Advances in theory and new experimental tools make this field ripe for rapid progress.  For example, the realization that some microorganisms are cooperative allows us to follow the evolution of social traits in test tubes.  The toolkits of molecular biology and genomics then allow us to find and experiment with the genes underlying those traits. Biofilms provide an example that links up to our other focus on practical applications.  Biofilms are complex bacterial social structures whose physical and cooperative networks can make them resistant to standard antibiotic treatments.  Understanding how evolution works in social systems can help treat biofilm diseases, like cystic fibrosis, and other biofilm problems, like maintaining clean drinking water pipes.

Advances in model systems undergird studies of the whole spectrum of life.  Why have honeybees evolved both workers who will readily sacrifice their lives for their colony, and queens who routinely kill their own sisters?  Why do some insects go to great effort to protect aphids, while others happily devour them?  Why do we live on cooperative terms with our normal intestinal bacteria, but at war with other closely related bacteria?   Ultimately, we seek to merge the insights of evolutionary biology and the social sciences to understand why humans themselves show such a complex mixture of social traits, from the vicious to the saintly.

Because evolution speaks to our view of ourselves and our place in the world, the public's views on it range from great interest to hostility.  The hostility gives us a responsibility to address those concerns, and foster understanding of how evolution is a scientific fact not at odds with our society’s views of moral and spiritual life. The great interest that evolution generates also creates an opportunity to bring science to the public.  Education and outreach are therefore particularly important goals for the Rice Center for Evolution. 

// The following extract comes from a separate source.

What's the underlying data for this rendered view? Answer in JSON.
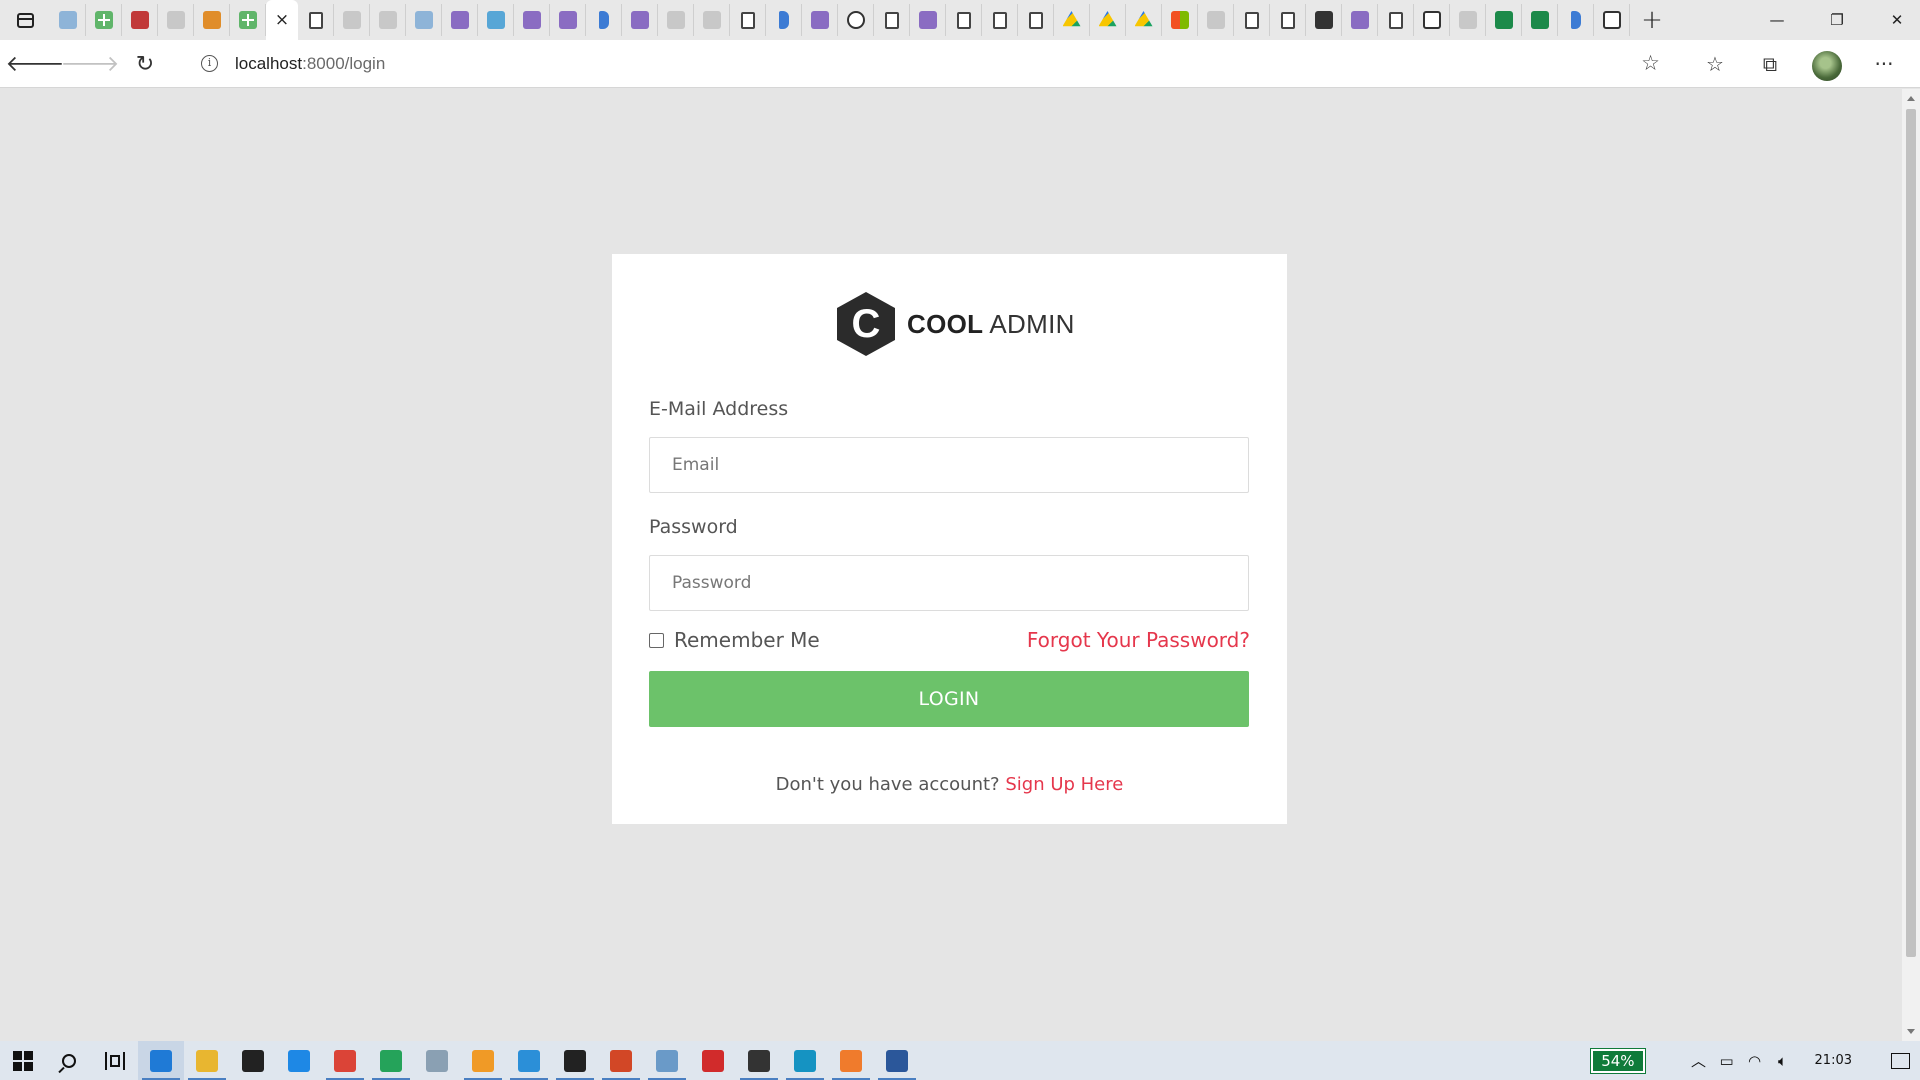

Rice already offers a wide range of courses on evolution or with significant evolutionary content (see Appendix III).  One obvious omission, given the importance of evolution, is a course specifically directed at non-majors.  A course in evolution and medicine would be attractive to Rice's large and able pool of pre-medical students.  The Center for Evolution would also fund undergraduate fellowships to do research in faculty labs.  Graduate education would be a prime focus of the Center, with funding for a number of graduate fellowships who would be mentored by advisors in multiple departments.  
Outreach would be a significant endeavor for the Center for Evolution.  Besides faculty, both postdoctoral Evolution Fellows and supported graduate fellows will participate.  Outreach may include school-based education, developing web resources, and activities at nature centers, arboretums, and parks. Teacher workshops would be particularly valuable.  Many secondary teachers are reluctant to teach evolution, feeling they lack the expertise to counter creationist opposition.  Providing advice on Texas textbook adoption is another area where evolution expertise is needed.

Texas is a critical place for such efforts.  Because of our state-wide textbook approval system, anti-evolution forces organize to try to water down or remove evolutionary biology from textbooks, or to substitute non-scientific views.  Even at the university level, one Texas institution has embarrassed itself by starting a center to study "intelligent design", an anti-evolution theory that has almost no support from scientists.  The activities of the Rice Center for Evolution will help keep science education strong and keep Texas as an attractive location for high-tech companies.

The Rice Center for Evolution would allow scientists in many different departments to partner with each other and build a truly multi-disciplinary program that will train a new generation of scientists in emerging fields and to reach out to the community to build a better educational system for our children.